*Work to complete:* Across the entries that follow, tally every line holding the word "this" and reply with the count alone.

*Study material:*
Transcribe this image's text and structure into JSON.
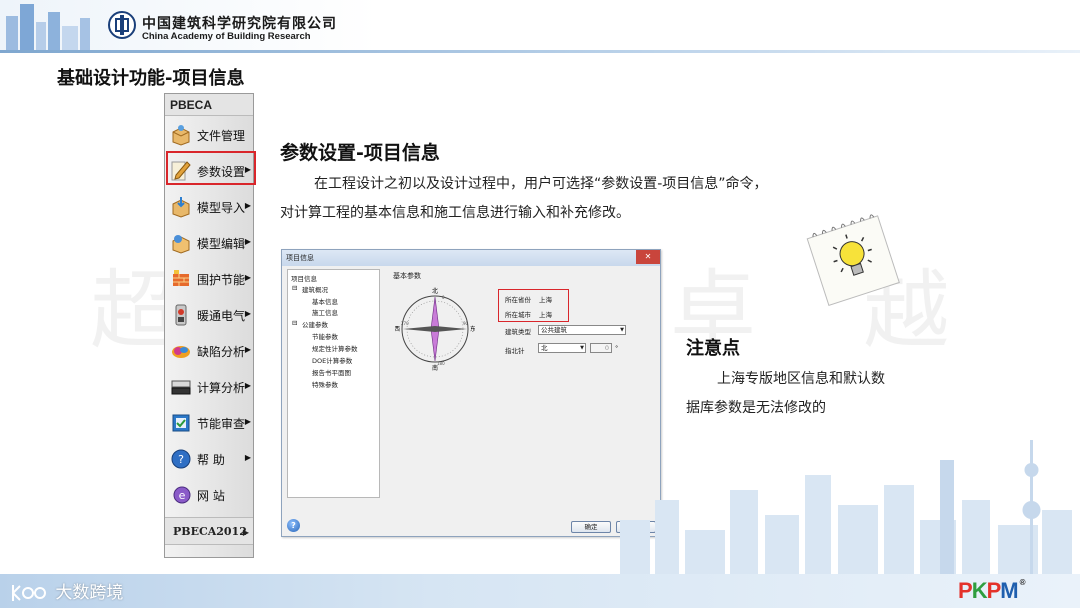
{
  "header": {
    "org_cn": "中国建筑科学研究院有限公司",
    "org_en": "China Academy of Building Research"
  },
  "page_title": "基础设计功能-项目信息",
  "watermark": "超  群    創  卓  越",
  "menu": {
    "title": "PBECA",
    "items": [
      {
        "label": "文件管理",
        "icon": "folder-box-icon",
        "arrow": ""
      },
      {
        "label": "参数设置",
        "icon": "pen-icon",
        "arrow": "▶"
      },
      {
        "label": "模型导入",
        "icon": "import-box-icon",
        "arrow": "▶"
      },
      {
        "label": "模型编辑",
        "icon": "edit-model-icon",
        "arrow": "▶"
      },
      {
        "label": "围护节能",
        "icon": "wall-icon",
        "arrow": "▶"
      },
      {
        "label": "暖通电气",
        "icon": "hvac-icon",
        "arrow": "▶"
      },
      {
        "label": "缺陷分析",
        "icon": "analysis-icon",
        "arrow": "▶"
      },
      {
        "label": "计算分析",
        "icon": "calculator-icon",
        "arrow": "▶"
      },
      {
        "label": "节能审查",
        "icon": "review-icon",
        "arrow": "▶"
      },
      {
        "label": "帮   助",
        "icon": "help-icon",
        "arrow": "▶"
      },
      {
        "label": "网   站",
        "icon": "website-icon",
        "arrow": ""
      }
    ],
    "footer": "PBECA2012",
    "footer_arrow": "▶"
  },
  "section": {
    "title": "参数设置-项目信息",
    "p1": "在工程设计之初以及设计过程中，用户可选择“参数设置-项目信息”命令，",
    "p2": "对计算工程的基本信息和施工信息进行输入和补充修改。"
  },
  "dialog": {
    "title": "项目信息",
    "close": "✕",
    "tree": [
      {
        "label": "项目信息",
        "level": 0
      },
      {
        "label": "建筑概况",
        "level": 1,
        "expander": "⊟"
      },
      {
        "label": "基本信息",
        "level": 2
      },
      {
        "label": "施工信息",
        "level": 2
      },
      {
        "label": "公建参数",
        "level": 1,
        "expander": "⊟"
      },
      {
        "label": "节能参数",
        "level": 2
      },
      {
        "label": "规定性计算参数",
        "level": 2
      },
      {
        "label": "DOE计算参数",
        "level": 2
      },
      {
        "label": "报告书平面图",
        "level": 2
      },
      {
        "label": "特殊参数",
        "level": 2
      }
    ],
    "panel_label": "基本参数",
    "compass": {
      "n": "北",
      "s": "南",
      "e": "东",
      "w": "西",
      "deg": [
        "0",
        "90",
        "180",
        "270"
      ]
    },
    "province_label": "所在省份",
    "province_value": "上海",
    "city_label": "所在城市",
    "city_value": "上海",
    "building_type_label": "建筑类型",
    "building_type_value": "公共建筑",
    "north_label": "指北针",
    "north_value": "北",
    "angle_value": "0",
    "angle_unit": "°",
    "ok": "确定",
    "cancel": "取消",
    "help": "?"
  },
  "notes": {
    "title": "注意点",
    "p1": "上海专版地区信息和默认数",
    "p2": "据库参数是无法修改的"
  },
  "footer": {
    "brand": "大数跨境",
    "pkpm": "PKPM",
    "registered": "®"
  },
  "colors": {
    "highlight_red": "#d9262b",
    "header_blue": "#7fa7cf",
    "pkpm_p": "#e4322b",
    "pkpm_k": "#2f9e3f",
    "pkpm_m": "#1f5fae"
  }
}
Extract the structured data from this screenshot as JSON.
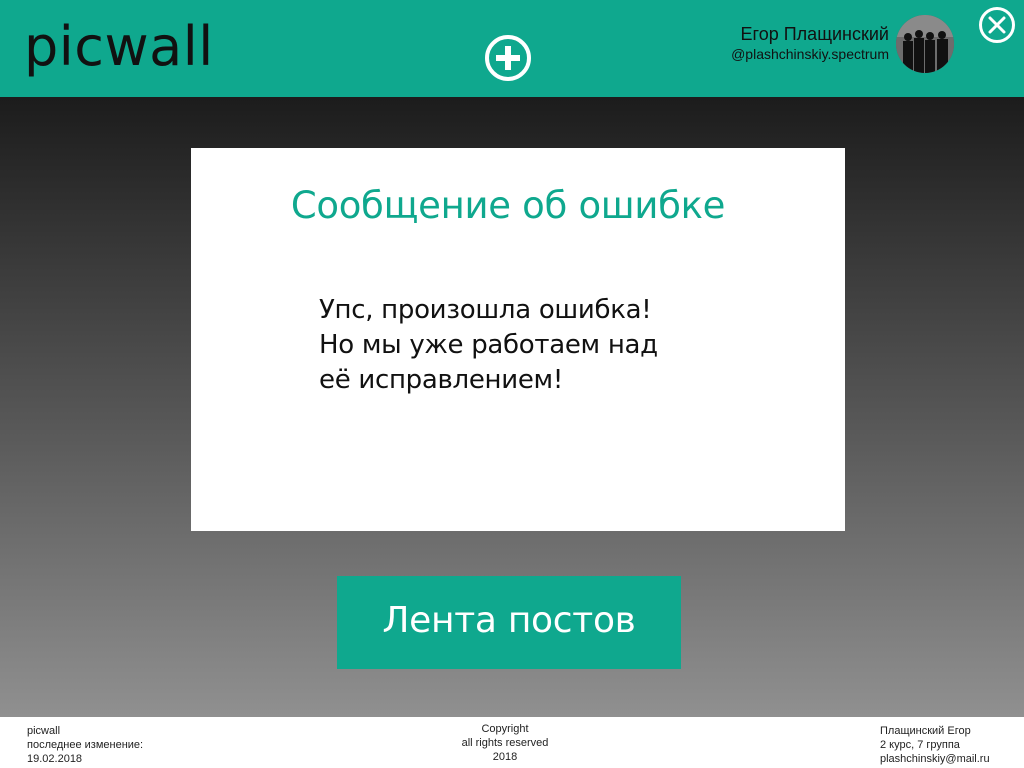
{
  "header": {
    "logo": "picwall",
    "user_name": "Егор Плащинский",
    "user_handle": "@plashchinskiy.spectrum",
    "add_icon": "plus-circle-icon",
    "close_icon": "close-circle-icon",
    "accent_color": "#0fa88e"
  },
  "error_card": {
    "title": "Сообщение об ошибке",
    "lines": [
      "Упс, произошла ошибка!",
      "Но мы уже работаем над",
      "её исправлением!"
    ]
  },
  "feed_button": {
    "label": "Лента постов"
  },
  "footer": {
    "left": [
      "picwall",
      "последнее изменение:",
      "19.02.2018"
    ],
    "center": [
      "Copyright",
      "all rights reserved",
      "2018"
    ],
    "right": [
      "Плащинский Егор",
      "2 курс, 7 группа",
      "plashchinskiy@mail.ru"
    ]
  }
}
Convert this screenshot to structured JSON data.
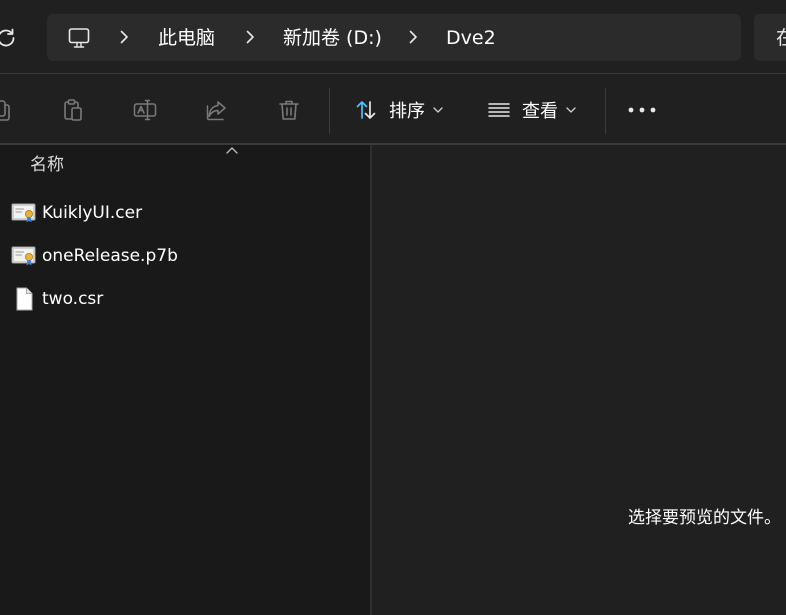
{
  "breadcrumb": {
    "items": [
      "此电脑",
      "新加卷 (D:)",
      "Dve2"
    ]
  },
  "search": {
    "text": "在"
  },
  "toolbar": {
    "sort_label": "排序",
    "view_label": "查看"
  },
  "list": {
    "column_header": "名称",
    "files": [
      {
        "name": "KuiklyUI.cer",
        "icon": "certificate-icon"
      },
      {
        "name": "oneRelease.p7b",
        "icon": "certificate-icon"
      },
      {
        "name": "two.csr",
        "icon": "document-icon"
      }
    ]
  },
  "preview": {
    "message": "选择要预览的文件。"
  },
  "colors": {
    "accent": "#4cc2ff",
    "background": "#191919",
    "bar": "#202020",
    "field": "#2b2b2b"
  }
}
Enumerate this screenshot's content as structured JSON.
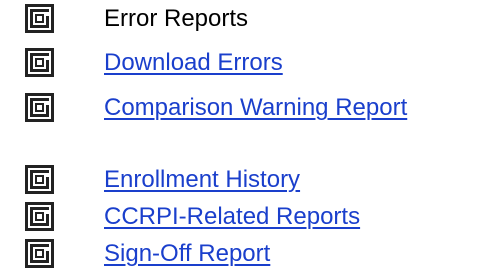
{
  "menu": {
    "items": [
      {
        "icon": "square-spiral-icon",
        "label": "Error Reports"
      },
      {
        "icon": "square-spiral-icon",
        "label": "Download Errors"
      },
      {
        "icon": "square-spiral-icon",
        "label": "Comparison Warning Report"
      },
      {
        "icon": "square-spiral-icon",
        "label": "Enrollment History"
      },
      {
        "icon": "square-spiral-icon",
        "label": "CCRPI-Related Reports"
      },
      {
        "icon": "square-spiral-icon",
        "label": "Sign-Off Report"
      }
    ]
  },
  "colors": {
    "link": "#1a3fcc",
    "text": "#000000",
    "icon": "#222222"
  }
}
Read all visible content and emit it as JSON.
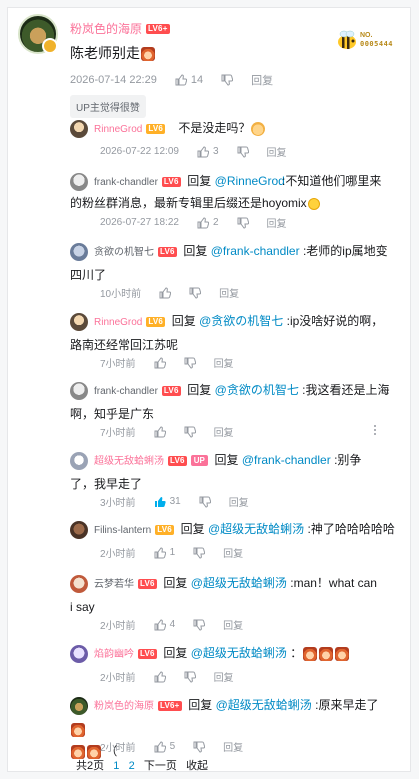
{
  "root": {
    "username": "粉岚色的海原",
    "level": "LV6+",
    "text": "陈老师别走",
    "time": "2026-07-14 22:29",
    "likes": "14",
    "reply_label": "回复",
    "up_liked": "UP主觉得很赞",
    "badge": {
      "line1": "NO.",
      "line2": "0005444"
    }
  },
  "replies": [
    {
      "user": "RinneGrod",
      "level": "LV6",
      "reply_to": "",
      "text": "不是没走吗？",
      "time": "2026-07-22 12:09",
      "likes": "3",
      "reply_label": "回复"
    },
    {
      "user": "frank-chandler",
      "level": "LV6",
      "reply_to": "@RinneGrod",
      "text": ":不知道他们哪里来的粉丝群消息，最新专辑里后缀还是hoyomix",
      "time": "2026-07-27 18:22",
      "likes": "2",
      "reply_label": "回复"
    },
    {
      "user": "贪欲の机智七",
      "level": "LV6",
      "reply_to": "@frank-chandler",
      "text": ":老师的ip属地变四川了",
      "time": "10小时前",
      "likes": "",
      "reply_label": "回复"
    },
    {
      "user": "RinneGrod",
      "level": "LV6",
      "reply_to": "@贪欲の机智七",
      "text": ":ip没啥好说的啊，路南还经常回江苏呢",
      "time": "7小时前",
      "likes": "",
      "reply_label": "回复"
    },
    {
      "user": "frank-chandler",
      "level": "LV6",
      "reply_to": "@贪欲の机智七",
      "text": ":我这看还是上海啊，知乎是广东",
      "time": "7小时前",
      "likes": "",
      "reply_label": "回复"
    },
    {
      "user": "超级无敌蛤蜊汤",
      "level": "LV6",
      "up": "UP",
      "reply_to": "@frank-chandler",
      "text": ":别争了，我早走了",
      "time": "3小时前",
      "likes": "31",
      "reply_label": "回复"
    },
    {
      "user": "Filins-lantern",
      "level": "LV6",
      "reply_to": "@超级无敌蛤蜊汤",
      "text": ":神了哈哈哈哈哈",
      "time": "2小时前",
      "likes": "1",
      "reply_label": "回复"
    },
    {
      "user": "云梦若华",
      "level": "LV6",
      "reply_to": "@超级无敌蛤蜊汤",
      "text": ":man！what can i say",
      "time": "2小时前",
      "likes": "4",
      "reply_label": "回复"
    },
    {
      "user": "焰韵幽吟",
      "level": "LV6",
      "reply_to": "@超级无敌蛤蜊汤",
      "text": "：",
      "time": "2小时前",
      "likes": "",
      "reply_label": "回复"
    },
    {
      "user": "粉岚色的海原",
      "level": "LV6+",
      "reply_to": "@超级无敌蛤蜊汤",
      "text": ":原来早走了",
      "text2": "（",
      "time": "2小时前",
      "likes": "5",
      "reply_label": "回复"
    }
  ],
  "pager": {
    "total": "共2页",
    "p1": "1",
    "p2": "2",
    "next": "下一页",
    "collapse": "收起"
  },
  "common": {
    "reply_word": "回复"
  },
  "colors": {
    "accent_pink": "#fb7299",
    "link_blue": "#008ac5",
    "meta_gray": "#9499a0"
  }
}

*Task solution:* 4